Records from a data collection:
• • •
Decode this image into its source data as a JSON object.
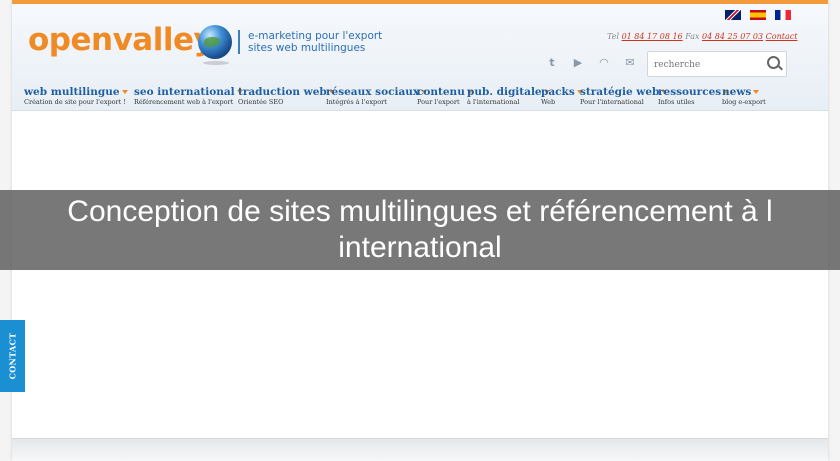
{
  "logo": {
    "text": "openvalley"
  },
  "tagline": {
    "line1": "e-marketing pour l'export",
    "line2": "sites web multilingues"
  },
  "flags": [
    "flag-uk-icon",
    "flag-es-icon",
    "flag-fr-icon"
  ],
  "contact_info": {
    "tel_label": "Tel",
    "tel_number": "01 84 17 08 16",
    "fax_label": "Fax",
    "fax_number": "04 84 25 07 03",
    "contact_link": "Contact"
  },
  "social": [
    "twitter-icon",
    "youtube-icon",
    "rss-icon",
    "email-icon"
  ],
  "search": {
    "placeholder": "recherche"
  },
  "nav": {
    "items": [
      {
        "title": "web multilingue",
        "sub": "Création de site pour l'export !"
      },
      {
        "title": "seo international",
        "sub": "Référencement web à l'export"
      },
      {
        "title": "traduction web",
        "sub": "Orientée SEO"
      },
      {
        "title": "réseaux sociaux",
        "sub": "Intégrés à l'export"
      },
      {
        "title": "contenu",
        "sub": "Pour l'export"
      },
      {
        "title": "pub. digitale",
        "sub": "à l'international"
      },
      {
        "title": "packs",
        "sub": "Web"
      },
      {
        "title": "stratégie web",
        "sub": "Pour l'international"
      },
      {
        "title": "ressources",
        "sub": "Infos utiles"
      },
      {
        "title": "news",
        "sub": "blog e-export"
      }
    ]
  },
  "banner": {
    "text": "Conception de sites multilingues et référencement à l international"
  },
  "contact_tab": {
    "label": "CONTACT"
  },
  "colors": {
    "accent": "#f08a24",
    "nav_blue": "#1f5fa0",
    "contact_blue": "#1a8fd1"
  }
}
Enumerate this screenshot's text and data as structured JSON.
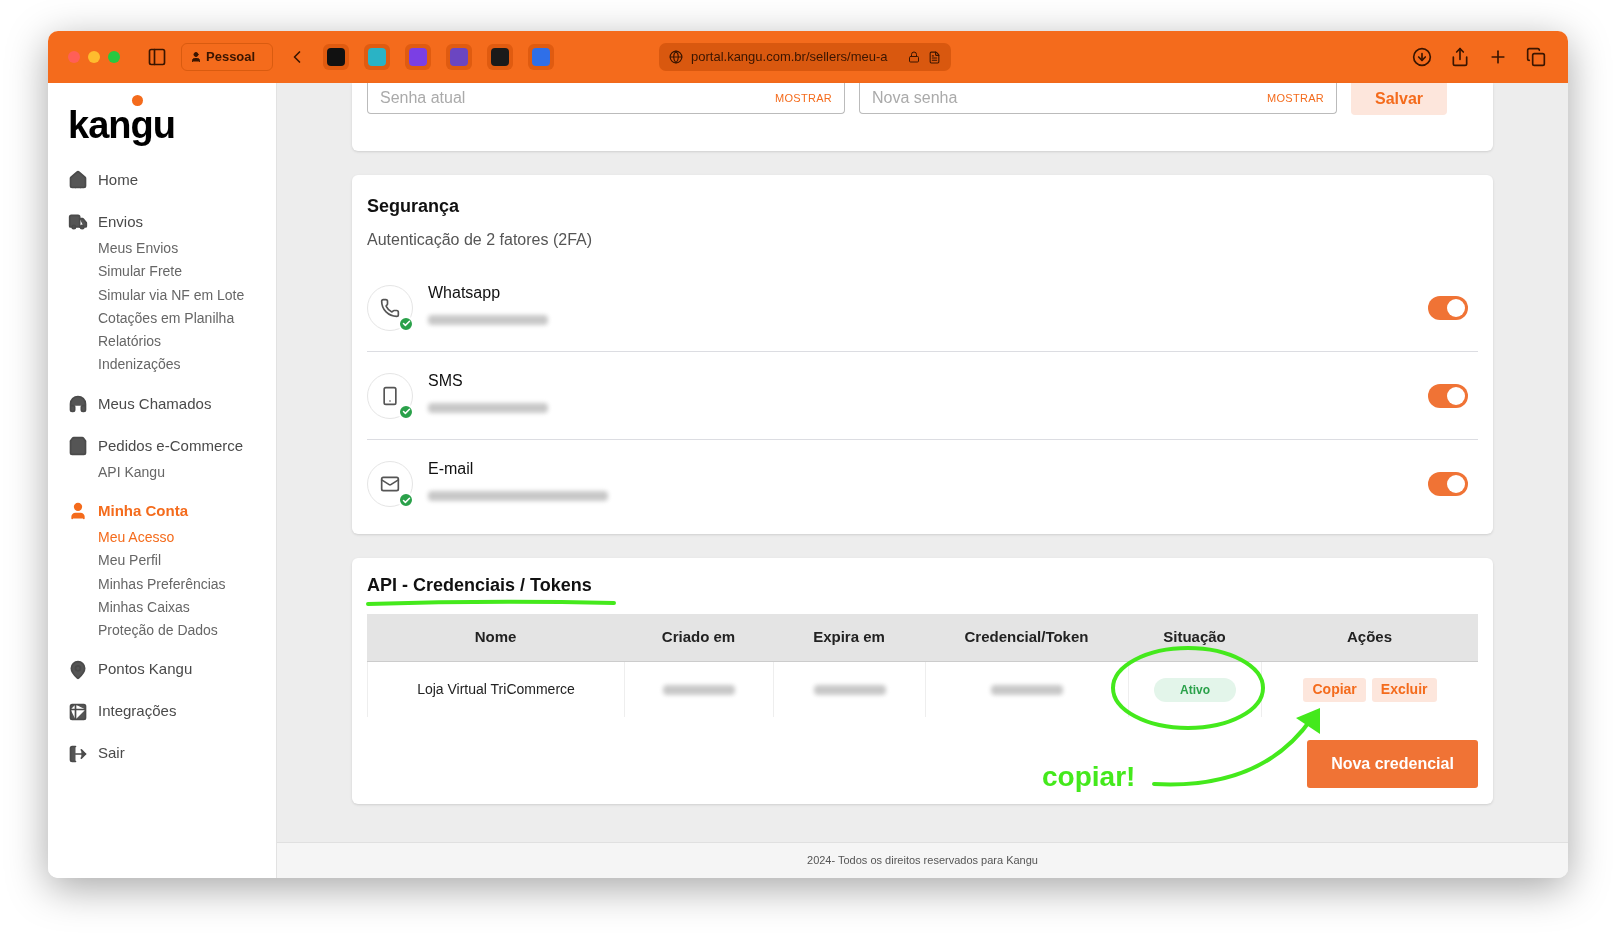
{
  "browser": {
    "profile": "Pessoal",
    "url": "portal.kangu.com.br/sellers/meu-a"
  },
  "sidebar": {
    "logo": "kangu",
    "items": [
      {
        "label": "Home",
        "selected": false
      },
      {
        "label": "Envios",
        "selected": false,
        "children": [
          {
            "label": "Meus Envios",
            "selected": false
          },
          {
            "label": "Simular Frete",
            "selected": false
          },
          {
            "label": "Simular via NF em Lote",
            "selected": false
          },
          {
            "label": "Cotações em Planilha",
            "selected": false
          },
          {
            "label": "Relatórios",
            "selected": false
          },
          {
            "label": "Indenizações",
            "selected": false
          }
        ]
      },
      {
        "label": "Meus Chamados",
        "selected": false
      },
      {
        "label": "Pedidos e-Commerce",
        "selected": false,
        "children": [
          {
            "label": "API Kangu",
            "selected": false
          }
        ]
      },
      {
        "label": "Minha Conta",
        "selected": true,
        "children": [
          {
            "label": "Meu Acesso",
            "selected": true
          },
          {
            "label": "Meu Perfil",
            "selected": false
          },
          {
            "label": "Minhas Preferências",
            "selected": false
          },
          {
            "label": "Minhas Caixas",
            "selected": false
          },
          {
            "label": "Proteção de Dados",
            "selected": false
          }
        ]
      },
      {
        "label": "Pontos Kangu",
        "selected": false
      },
      {
        "label": "Integrações",
        "selected": false
      },
      {
        "label": "Sair",
        "selected": false
      }
    ]
  },
  "password": {
    "fields": [
      {
        "placeholder": "Senha atual",
        "toggle": "MOSTRAR"
      },
      {
        "placeholder": "Nova senha",
        "toggle": "MOSTRAR"
      }
    ],
    "save": "Salvar"
  },
  "security": {
    "title": "Segurança",
    "subtitle": "Autenticação de 2 fatores (2FA)",
    "methods": [
      {
        "name": "Whatsapp",
        "verified": true,
        "on": true
      },
      {
        "name": "SMS",
        "verified": true,
        "on": true
      },
      {
        "name": "E-mail",
        "verified": true,
        "on": true
      }
    ]
  },
  "api": {
    "title": "API - Credenciais / Tokens",
    "columns": [
      "Nome",
      "Criado em",
      "Expira em",
      "Credencial/Token",
      "Situação",
      "Ações"
    ],
    "rows": [
      {
        "name": "Loja Virtual TriCommerce",
        "status": "Ativo",
        "actions": [
          "Copiar",
          "Excluir"
        ]
      }
    ],
    "new_button": "Nova credencial"
  },
  "annotation": {
    "note": "copiar!"
  },
  "footer": "2024- Todos os direitos reservados para Kangu"
}
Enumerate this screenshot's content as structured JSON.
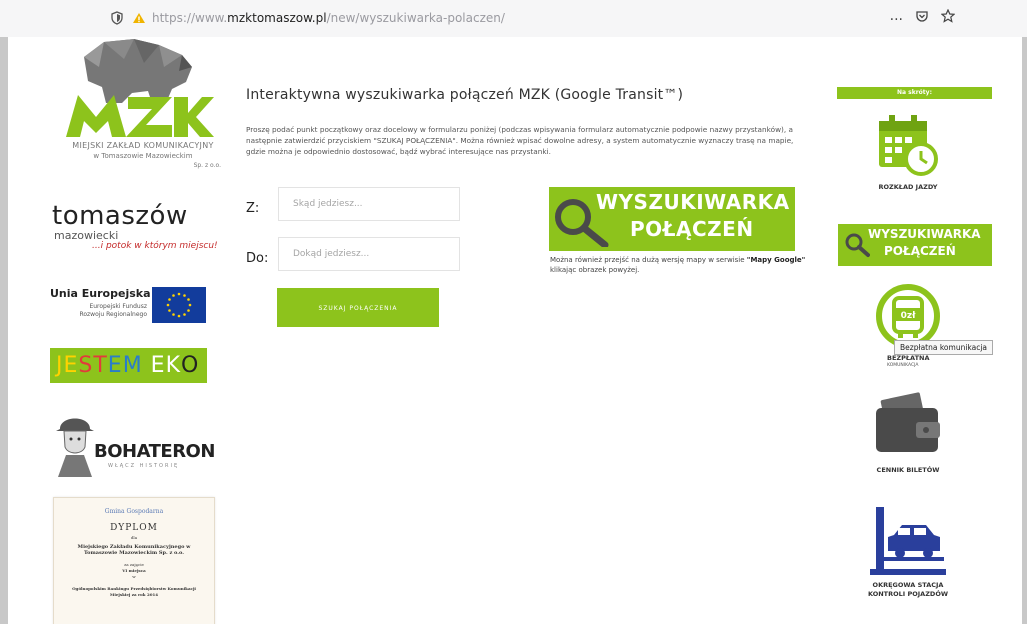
{
  "browser": {
    "url_prefix": "https://www.",
    "url_domain": "mzktomaszow.pl",
    "url_path": "/new/wyszukiwarka-polaczen/",
    "more_icon": "...",
    "pocket_icon": "pocket-icon",
    "star_icon": "star-icon"
  },
  "left": {
    "mzk_line1": "MIEJSKI ZAKŁAD KOMUNIKACYJNY",
    "mzk_line2": "w Tomaszowie Mazowieckim",
    "mzk_line3": "Sp. z o.o.",
    "tomaszow_main": "tomaszów",
    "tomaszow_sub": "mazowiecki",
    "tomaszow_slogan": "...i potok w którym miejscu!",
    "ue_title": "Unia Europejska",
    "ue_line1": "Europejski Fundusz",
    "ue_line2": "Rozwoju Regionalnego",
    "eko_parts": [
      "JE",
      "ST",
      "EM ",
      "EK",
      "O"
    ],
    "bohater_title": "BOHATERON",
    "bohater_sub": "WŁĄCZ HISTORIĘ",
    "dyplom_logo": "Gmina Gospodarna",
    "dyplom_title": "DYPLOM",
    "dyplom_for": "dla",
    "dyplom_recipient": "Miejskiego Zakładu Komunikacyjnego w Tomaszowie Mazowieckim Sp. z o.o.",
    "dyplom_place_label": "za zajęcie",
    "dyplom_place": "VI miejsca",
    "dyplom_text": "w",
    "dyplom_ranking": "Ogólnopolskim Rankingu Przedsiębiorstw Komunikacji Miejskiej za rok 2014"
  },
  "main": {
    "title": "Interaktywna wyszukiwarka połączeń MZK (Google Transit™)",
    "intro": "Proszę podać punkt początkowy oraz docelowy w formularzu poniżej (podczas wpisywania formularz automatycznie podpowie nazwy przystanków), a następnie zatwierdzić przyciskiem \"SZUKAJ POŁĄCZENIA\". Można również wpisać dowolne adresy, a system automatycznie wyznaczy trasę na mapie, gdzie można je odpowiednio dostosować, bądź wybrać interesujące nas przystanki.",
    "from_label": "Z:",
    "from_placeholder": "Skąd jedziesz...",
    "to_label": "Do:",
    "to_placeholder": "Dokąd jedziesz...",
    "search_button": "SZUKAJ POŁĄCZENIA",
    "banner_line1": "WYSZUKIWARKA",
    "banner_line2": "POŁĄCZEŃ",
    "map_note_before": "Można również przejść na dużą wersję mapy w serwisie ",
    "map_note_bold": "\"Mapy Google\"",
    "map_note_after": " klikając obrazek powyżej."
  },
  "right": {
    "shortcuts_title": "Na skróty:",
    "rozklad": "ROZKŁAD JAZDY",
    "banner_line1": "WYSZUKIWARKA",
    "banner_line2": "POŁĄCZEŃ",
    "bus_badge": "0zł",
    "bezplatna": "BEZPŁATNA",
    "komunikacja": "KOMUNIKACJA",
    "tooltip": "Bezpłatna komunikacja",
    "cennik": "CENNIK BILETÓW",
    "skp_line1": "OKRĘGOWA STACJA",
    "skp_line2": "KONTROLI POJAZDÓW"
  },
  "colors": {
    "accent_green": "#8dc31c",
    "logo_gray": "#7b7b7b",
    "eu_blue": "#123c9c"
  }
}
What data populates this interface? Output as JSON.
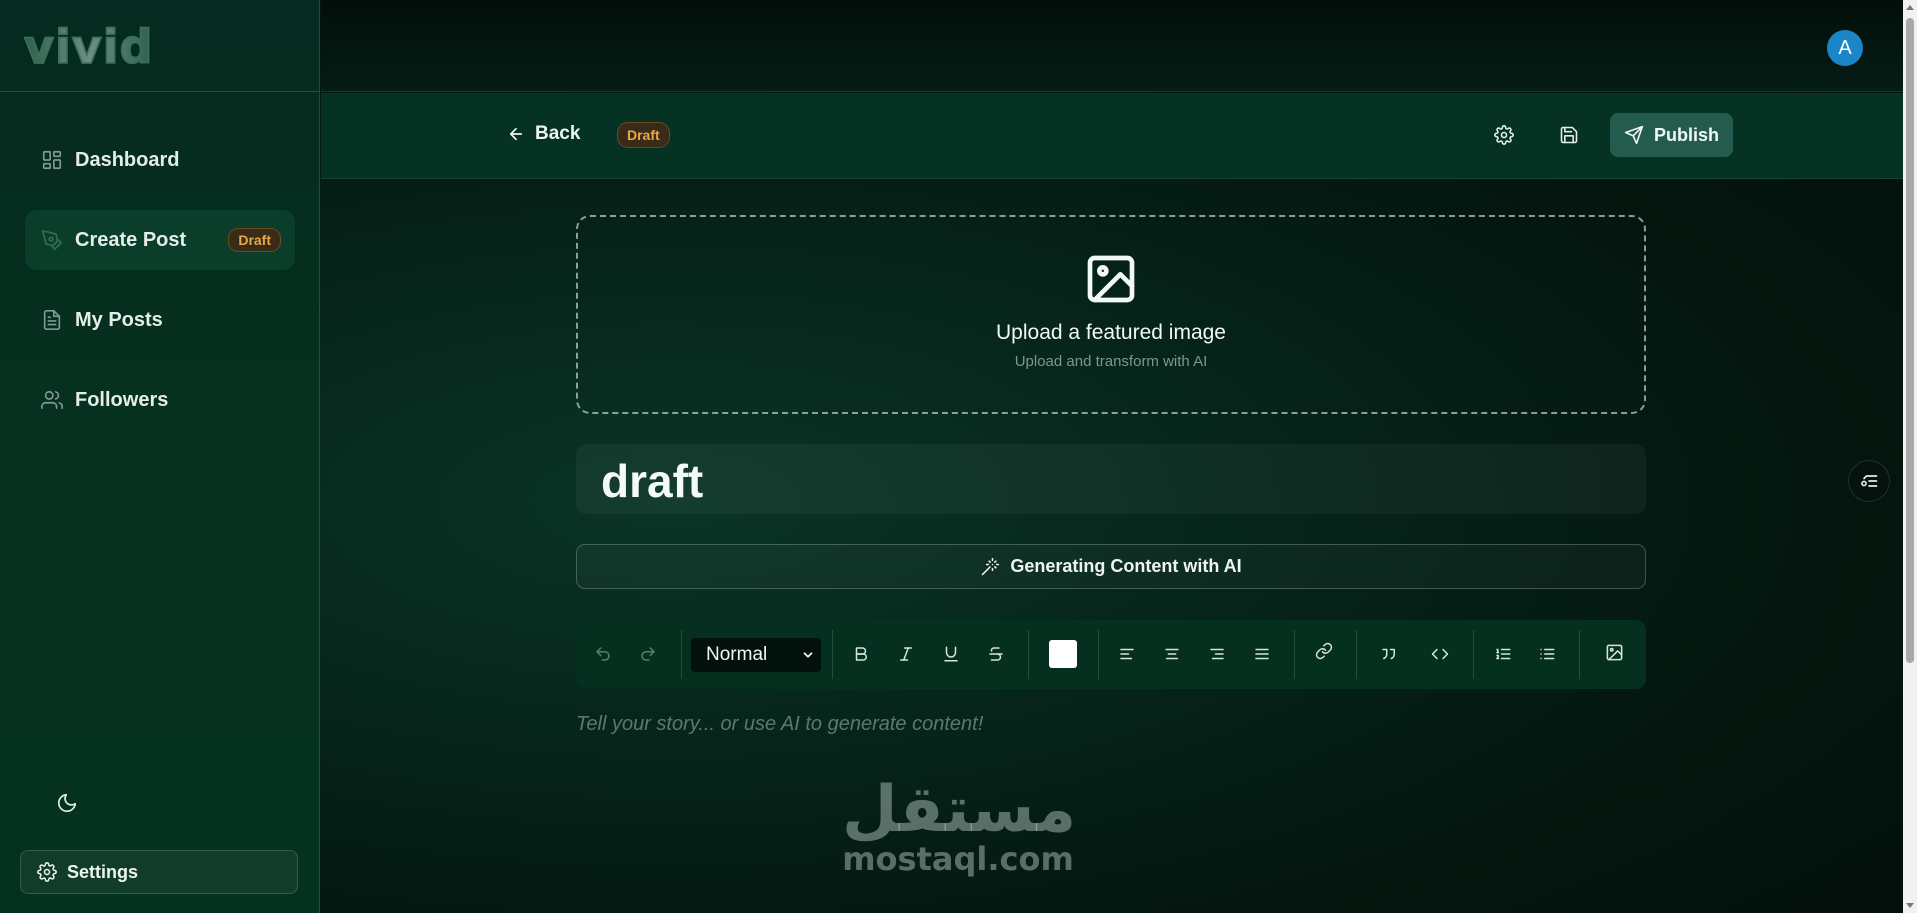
{
  "app": {
    "logo_text": "vivid"
  },
  "sidebar": {
    "items": [
      {
        "label": "Dashboard",
        "icon": "dashboard-icon"
      },
      {
        "label": "Create Post",
        "icon": "pen-icon",
        "badge": "Draft",
        "active": true
      },
      {
        "label": "My Posts",
        "icon": "document-icon"
      },
      {
        "label": "Followers",
        "icon": "users-icon"
      }
    ],
    "theme_toggle_icon": "moon-icon",
    "settings_label": "Settings"
  },
  "topbar": {
    "avatar_initial": "A"
  },
  "editor_header": {
    "back_label": "Back",
    "status_badge": "Draft",
    "publish_label": "Publish"
  },
  "upload": {
    "title": "Upload a featured image",
    "subtitle": "Upload and transform with AI"
  },
  "post": {
    "title": "draft"
  },
  "ai_button": {
    "label": "Generating Content with AI"
  },
  "toolbar": {
    "block_format": "Normal",
    "text_color": "#ffffff"
  },
  "editor": {
    "placeholder": "Tell your story... or use AI to generate content!"
  },
  "watermark": {
    "arabic": "مستقل",
    "latin": "mostaql.com"
  },
  "colors": {
    "accent": "#235c4f",
    "badge_text": "#e5a948",
    "avatar": "#1a86c8"
  }
}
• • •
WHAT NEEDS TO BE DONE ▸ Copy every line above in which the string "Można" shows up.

TASK RESPONSE ▸
    "intro": "Proszę podać punkt początkowy oraz docelowy w formularzu poniżej (podczas wpisywania formularz automatycznie podpowie nazwy przystanków), a następnie zatwierdzić przyciskiem \"SZUKAJ POŁĄCZENIA\". Można również wpisać dowolne adresy, a system automatycznie wyznaczy trasę na mapie, gdzie można je odpowiednio dostosować, bądź wybrać interesujące nas przystanki.",
    "map_note_before": "Można również przejść na dużą wersję mapy w serwisie ",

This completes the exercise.